In Egypt, Hosni Mubarak, the deposed strong man, today stands condemned by the court for murder and state terrorism after killing some protesters during the Arab Spring that removed him from power. Egypt has elected yet another strong man with military background, President Sisi, thereby compromising the revolution that ousted both Mubarak and Muslim Brotherhood’s Mohammed Mossi. But one thing is sure: Sisi would be different from Mubarak because the international community are watching him very closely and Egytians are wiser now than ever before. Besides by his actions and utterances Sisi appears to be more patriotic and less power-hungry than Mubarak.
In Burkina Faso, the revolution of last year’s October saw the end of the Blaise Compaore’s dictatorship that spanned 27 years. This Sunday a new democratic chapter will be opened in the lives of the people as they go to the polls to freely elect their President. Former President Compaore, now living in exile in Abidjan, who came to power by killing his best friend and the revolutionary leader, Thomas Sankara, in a bloody coup d’etat was one of the ‘best’ strong men in power because he was very diplomatic and crafty. He was able to hold sway for decades by using both subtle intimidation of the population and the non-existent invincibility. But when the young Burkinabes woke up from their slumber they said a big ‘No’ to Compaore’s latest attempt to hold on to power by changing the constitution to allow for another term. The streets of Ouagadougou were painted with blood as the presidential security guards opened fire and killed many agitators.
The late Omar Bongo Ondimba was a strong man in Gabon and now that he is no more his supposed “son” Ali Bongo, is finding the shoes of Bongo the father very big to wear! The diminutive Bongo was a good leader but his long stay in power almost made nonsense of his giant strides in power. In Congo-Kinshasa the late Mobutu Sese-Seko was sacked from power after many decades of political pestilence by the late Kabila whose son, Joseph, is learning how to be a strong man in power. What Joseph is doing or trying to do in Kinshasa reminds one of what Faure Gnasingbe is doing in Lome. Gnasingbe succeeded Eyadema, his father, after the strong man had ruled the tiny country with iron fist for more than thirty odd years. Today President Faure has made it possible for him to rule for eternity as the Togolese constitution has no term limit for any president!
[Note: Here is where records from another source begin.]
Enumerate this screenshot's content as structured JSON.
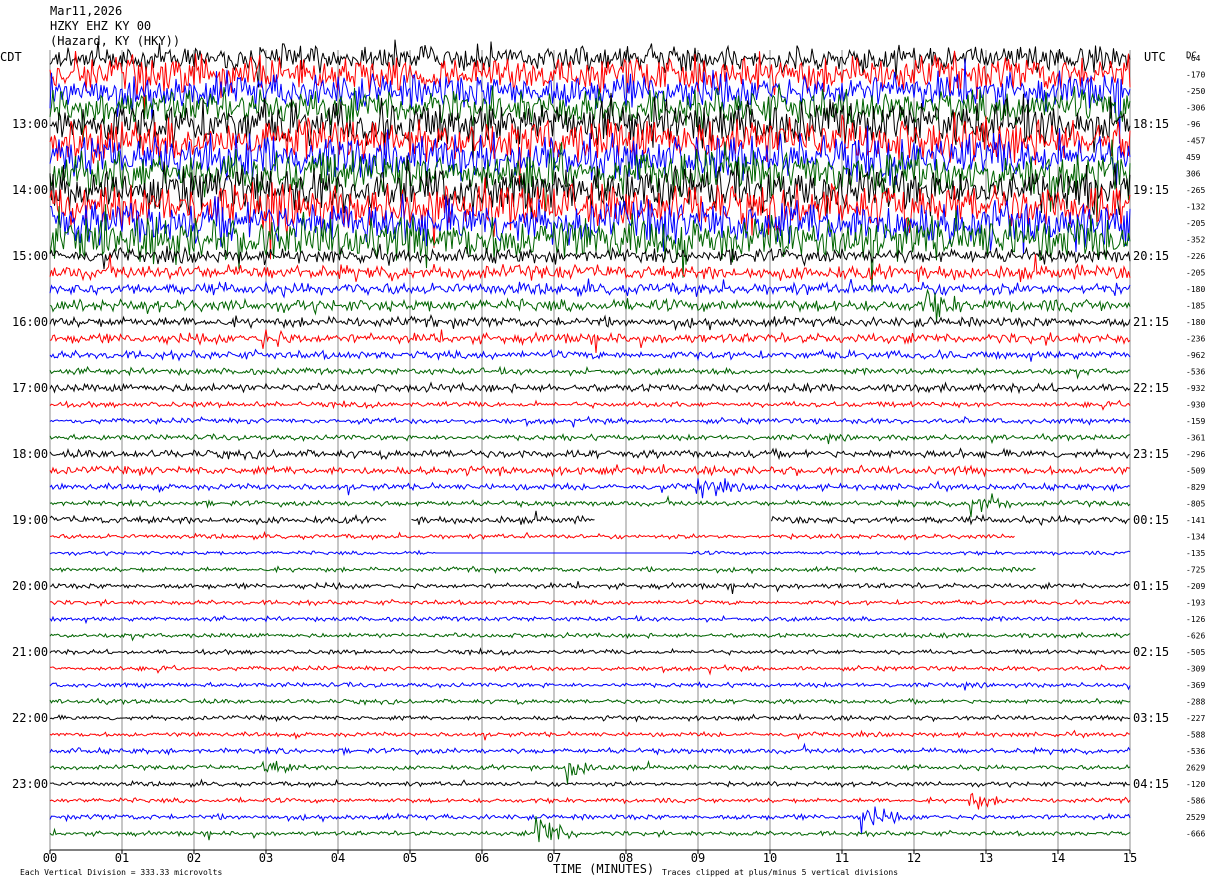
{
  "header": {
    "date": "Mar11,2026",
    "channel": "HZKY EHZ KY 00",
    "station": "(Hazard, KY (HKY))"
  },
  "left_timezone": "CDT",
  "right_timezone": "UTC",
  "dc_label": "DC",
  "x_axis_title": "TIME (MINUTES)",
  "footer_left": "Each Vertical Division =  333.33 microvolts",
  "footer_right": "Traces clipped at plus/minus 5 vertical divisions",
  "chart_data": {
    "type": "line",
    "x": [
      0,
      1,
      2,
      3,
      4,
      5,
      6,
      7,
      8,
      9,
      10,
      11,
      12,
      13,
      14,
      15
    ],
    "xtick_labels": [
      "00",
      "01",
      "02",
      "03",
      "04",
      "05",
      "06",
      "07",
      "08",
      "09",
      "10",
      "11",
      "12",
      "13",
      "14",
      "15"
    ],
    "xlim": [
      0,
      15
    ],
    "xlabel": "TIME (MINUTES)",
    "trace_colors": [
      "#000000",
      "#ff0000",
      "#0000ff",
      "#006400"
    ],
    "trace_interval_minutes": 15,
    "trace_count": 48,
    "left_hour_labels": [
      "13:00",
      "14:00",
      "15:00",
      "16:00",
      "17:00",
      "18:00",
      "19:00",
      "20:00",
      "21:00",
      "22:00",
      "23:00"
    ],
    "right_hour_labels": [
      "18:15",
      "19:15",
      "20:15",
      "21:15",
      "22:15",
      "23:15",
      "00:15",
      "01:15",
      "02:15",
      "03:15",
      "04:15"
    ],
    "hour_label_first_trace": 4,
    "dc_offsets": [
      "-64",
      "-170",
      "-250",
      "-306",
      "-96",
      "-457",
      "459",
      "306",
      "-265",
      "-132",
      "-205",
      "-352",
      "-226",
      "-205",
      "-180",
      "-185",
      "-180",
      "-236",
      "-962",
      "-536",
      "-932",
      "-930",
      "-159",
      "-361",
      "-296",
      "-509",
      "-829",
      "-805",
      "-141",
      "-134",
      "-135",
      "-725",
      "-209",
      "-193",
      "-126",
      "-626",
      "-505",
      "-309",
      "-369",
      "-288",
      "-227",
      "-588",
      "-536",
      "2629",
      "-120",
      "-586",
      "2529",
      "-666"
    ],
    "amplitude_levels": [
      3,
      4,
      4,
      4,
      5,
      5,
      5,
      5,
      5,
      5,
      5,
      5,
      1.6,
      1.6,
      1.3,
      1.3,
      1.1,
      1.1,
      0.9,
      0.7,
      0.9,
      0.6,
      0.6,
      0.6,
      0.9,
      0.9,
      0.7,
      0.6,
      0.8,
      0.5,
      0.4,
      0.5,
      0.6,
      0.5,
      0.5,
      0.5,
      0.5,
      0.5,
      0.5,
      0.5,
      0.5,
      0.5,
      0.6,
      0.5,
      0.5,
      0.5,
      0.6,
      0.5
    ],
    "gaps": [
      {
        "trace": 28,
        "from": 4.67,
        "to": 5.0
      },
      {
        "trace": 28,
        "from": 7.58,
        "to": 10.0
      },
      {
        "trace": 29,
        "from": 13.4,
        "to": 15.0
      },
      {
        "trace": 31,
        "from": 13.7,
        "to": 15.0
      }
    ],
    "flatlines": [
      {
        "trace": 30,
        "from": 5.35,
        "to": 8.83
      }
    ],
    "events": [
      {
        "trace": 17,
        "at": 3.0,
        "strength": 2
      },
      {
        "trace": 15,
        "at": 12.2,
        "strength": 3
      },
      {
        "trace": 26,
        "at": 9.0,
        "strength": 3
      },
      {
        "trace": 27,
        "at": 12.8,
        "strength": 4
      },
      {
        "trace": 43,
        "at": 3.0,
        "strength": 2
      },
      {
        "trace": 43,
        "at": 7.2,
        "strength": 3
      },
      {
        "trace": 46,
        "at": 11.3,
        "strength": 3
      },
      {
        "trace": 47,
        "at": 6.8,
        "strength": 5
      },
      {
        "trace": 45,
        "at": 12.8,
        "strength": 2
      }
    ]
  }
}
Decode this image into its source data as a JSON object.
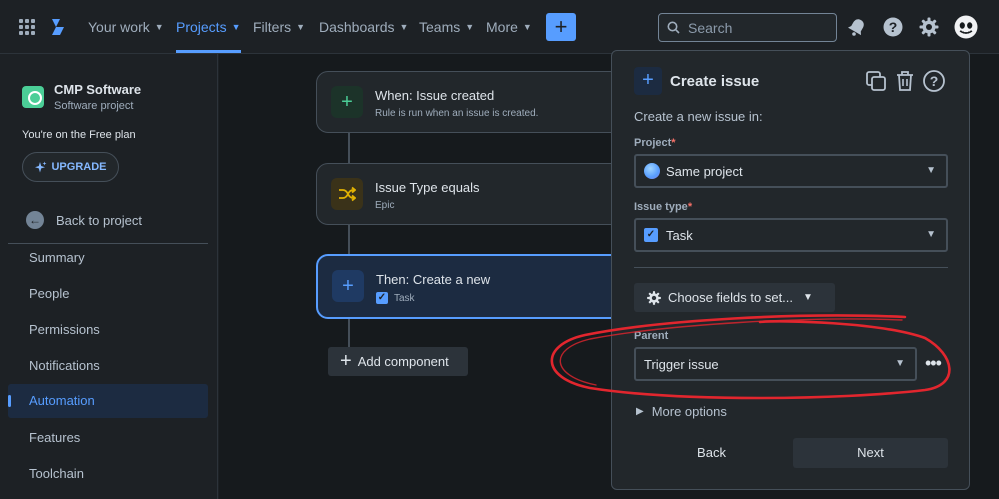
{
  "topnav": {
    "items": [
      {
        "label": "Your work",
        "active": false
      },
      {
        "label": "Projects",
        "active": true
      },
      {
        "label": "Filters",
        "active": false
      },
      {
        "label": "Dashboards",
        "active": false
      },
      {
        "label": "Teams",
        "active": false
      },
      {
        "label": "More",
        "active": false
      }
    ],
    "create_label": "+",
    "search_placeholder": "Search"
  },
  "sidebar": {
    "project_name": "CMP Software",
    "project_type": "Software project",
    "plan_text": "You're on the Free plan",
    "upgrade_label": "UPGRADE",
    "back_label": "Back to project",
    "items": [
      {
        "label": "Summary",
        "active": false
      },
      {
        "label": "People",
        "active": false
      },
      {
        "label": "Permissions",
        "active": false
      },
      {
        "label": "Notifications",
        "active": false
      },
      {
        "label": "Automation",
        "active": true
      },
      {
        "label": "Features",
        "active": false
      },
      {
        "label": "Toolchain",
        "active": false
      }
    ]
  },
  "rule": {
    "trigger": {
      "title": "When: Issue created",
      "subtitle": "Rule is run when an issue is created."
    },
    "condition": {
      "title": "Issue Type equals",
      "subtitle": "Epic"
    },
    "action": {
      "title": "Then: Create a new",
      "subtitle": "Task"
    },
    "add_component_label": "Add component"
  },
  "panel": {
    "title": "Create issue",
    "intro": "Create a new issue in:",
    "project_label": "Project",
    "project_value": "Same project",
    "issue_type_label": "Issue type",
    "issue_type_value": "Task",
    "choose_fields_label": "Choose fields to set...",
    "parent_label": "Parent",
    "parent_value": "Trigger issue",
    "more_options_label": "More options",
    "back_label": "Back",
    "next_label": "Next",
    "required_marker": "*"
  },
  "colors": {
    "accent": "#579dff",
    "annotation": "#e2262e"
  }
}
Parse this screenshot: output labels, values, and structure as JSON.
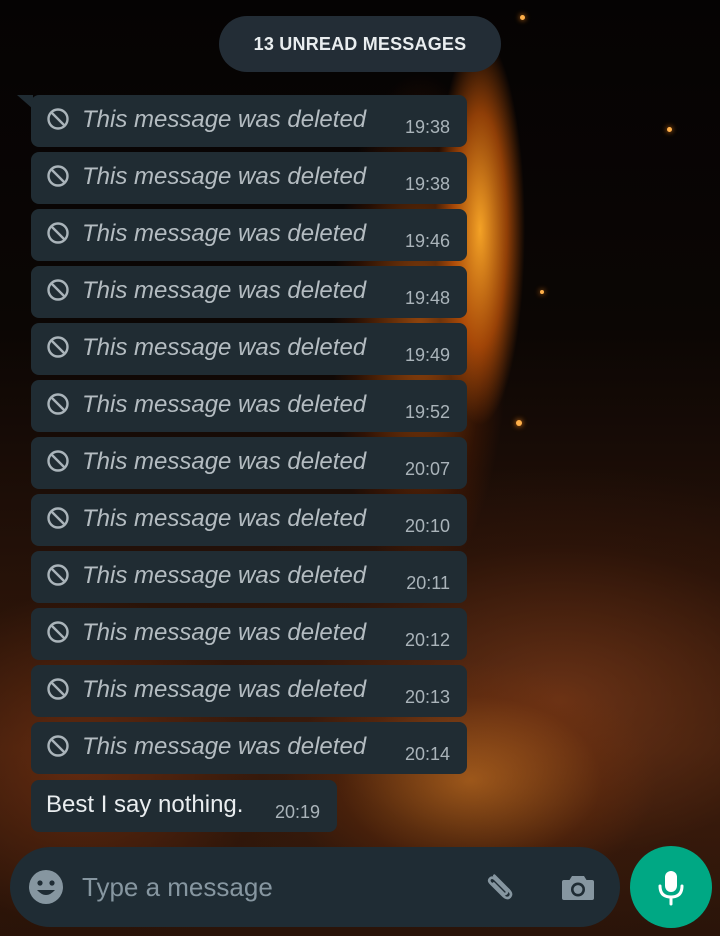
{
  "chat": {
    "unread_banner": "13 UNREAD MESSAGES",
    "deleted_messages": [
      {
        "text": "This message was deleted",
        "time": "19:38"
      },
      {
        "text": "This message was deleted",
        "time": "19:38"
      },
      {
        "text": "This message was deleted",
        "time": "19:46"
      },
      {
        "text": "This message was deleted",
        "time": "19:48"
      },
      {
        "text": "This message was deleted",
        "time": "19:49"
      },
      {
        "text": "This message was deleted",
        "time": "19:52"
      },
      {
        "text": "This message was deleted",
        "time": "20:07"
      },
      {
        "text": "This message was deleted",
        "time": "20:10"
      },
      {
        "text": "This message was deleted",
        "time": "20:11"
      },
      {
        "text": "This message was deleted",
        "time": "20:12"
      },
      {
        "text": "This message was deleted",
        "time": "20:13"
      },
      {
        "text": "This message was deleted",
        "time": "20:14"
      }
    ],
    "last_message": {
      "text": "Best I say nothing.",
      "time": "20:19"
    }
  },
  "composer": {
    "placeholder": "Type a message",
    "value": ""
  },
  "icons": {
    "deleted": "ban-icon",
    "emoji": "smiley-icon",
    "attach": "paperclip-icon",
    "camera": "camera-icon",
    "voice": "microphone-icon"
  },
  "colors": {
    "bubble": "#202c33",
    "composer": "#1f2c34",
    "accent": "#00a884",
    "banner": "#232d36"
  }
}
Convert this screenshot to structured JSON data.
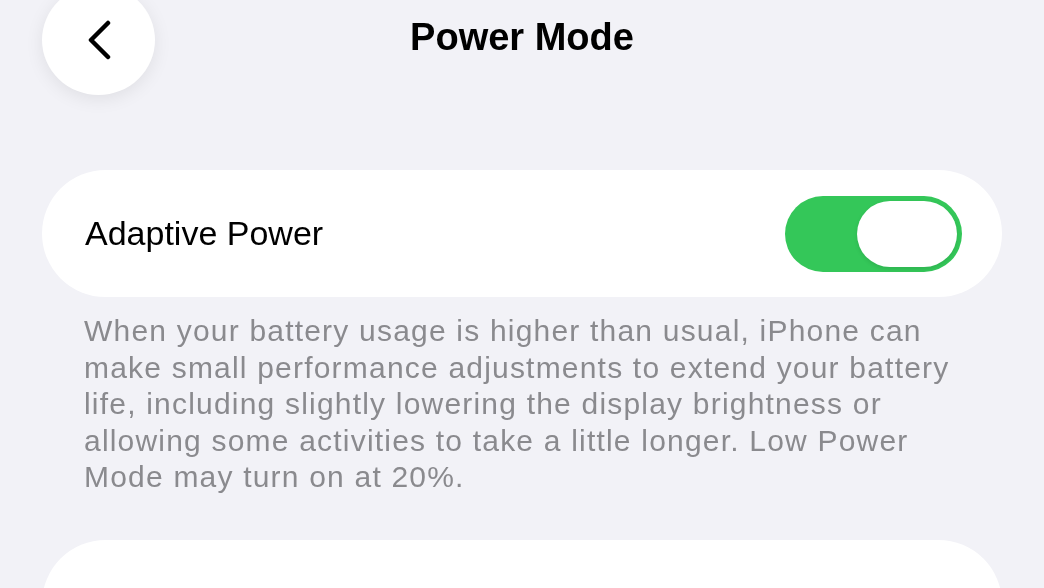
{
  "navigation": {
    "title": "Power Mode"
  },
  "settings": [
    {
      "kind": "toggle",
      "label": "Adaptive Power",
      "on": true,
      "footer": "When your battery usage is higher than usual, iPhone can make small performance adjustments to extend your battery life, including slightly lowering the display brightness or allowing some activities to take a little longer. Low Power Mode may turn on at 20%."
    },
    {
      "kind": "partial"
    }
  ]
}
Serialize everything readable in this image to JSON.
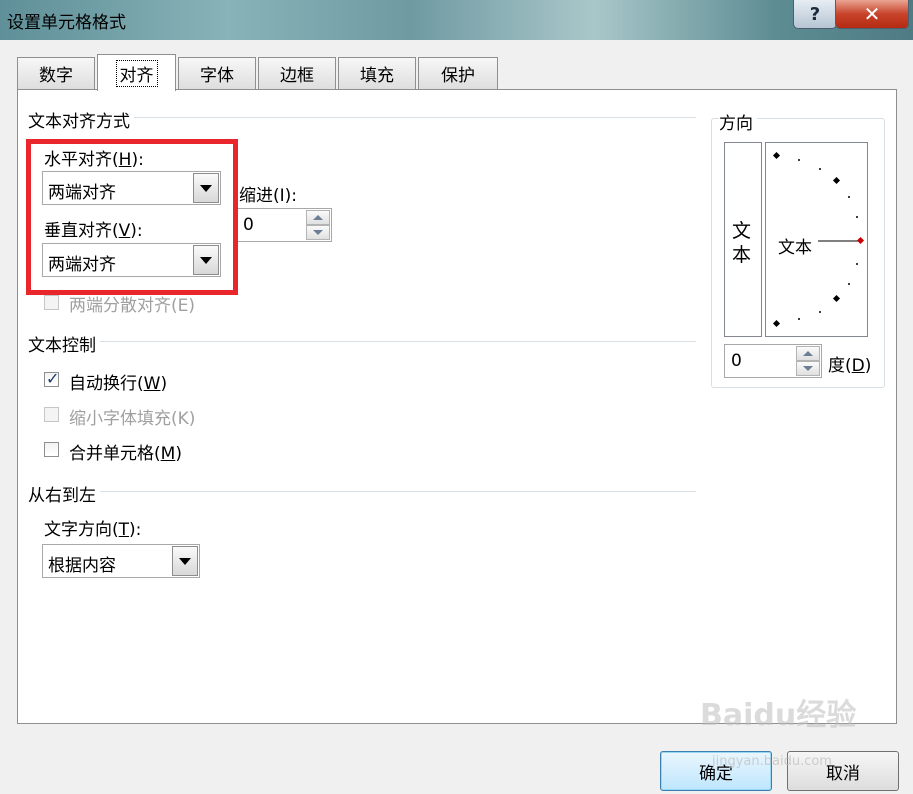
{
  "window": {
    "title": "设置单元格格式",
    "help_label": "?",
    "close_label": "✕"
  },
  "tabs": [
    {
      "label": "数字"
    },
    {
      "label": "对齐",
      "active": true
    },
    {
      "label": "字体"
    },
    {
      "label": "边框"
    },
    {
      "label": "填充"
    },
    {
      "label": "保护"
    }
  ],
  "text_alignment": {
    "title": "文本对齐方式",
    "horizontal_label": "水平对齐(",
    "horizontal_key": "H",
    "horizontal_suffix": "):",
    "horizontal_value": "两端对齐",
    "indent_label": "缩进(I):",
    "indent_value": "0",
    "vertical_label": "垂直对齐(",
    "vertical_key": "V",
    "vertical_suffix": "):",
    "vertical_value": "两端对齐",
    "justify_distributed_label": "两端分散对齐(E)"
  },
  "text_control": {
    "title": "文本控制",
    "wrap_label": "自动换行(",
    "wrap_key": "W",
    "wrap_suffix": ")",
    "wrap_checked": true,
    "shrink_label": "缩小字体填充(K)",
    "merge_label": "合并单元格(",
    "merge_key": "M",
    "merge_suffix": ")"
  },
  "rtl": {
    "title": "从右到左",
    "direction_label": "文字方向(",
    "direction_key": "T",
    "direction_suffix": "):",
    "direction_value": "根据内容"
  },
  "orientation": {
    "title": "方向",
    "vertical_text": "文本",
    "arc_text": "文本",
    "degrees_value": "0",
    "degrees_label": "度(",
    "degrees_key": "D",
    "degrees_suffix": ")"
  },
  "buttons": {
    "ok": "确定",
    "cancel": "取消"
  },
  "watermark": {
    "logo": "Baidu经验",
    "url": "jingyan.baidu.com"
  },
  "colors": {
    "highlight": "#e8262c",
    "arc_marker": "#cc0000"
  }
}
Between the late Eyadema and Mobutu the depth of destitution in their respective countries is so staggering that one wonders if the two were not made insane by the trappings of power.
In the final analysis one would like to recommend the Ghanaian example for the glorified ‘victims’ of the sit-tight syndrome. Ever since the strong-man Jerry John Rawlings left the presidential palace known as Osu Castle in Accra no Ghanaian sitting president has ever operated from there! From John Kuffour to the late John Atta-Mills they had been performing their presidential duties from their residences other than the state house. Alassane Ouattara lives in his house and goes to work in Plateau’s presidential office. Laurent Gbagbo was so much captivated by the state house in Cocody-Abidjan that he considered it his birthright to live there even in the face of a lost presidential election. There is life after power and former President Goodluck Jonathan of Nigeria has shown the way.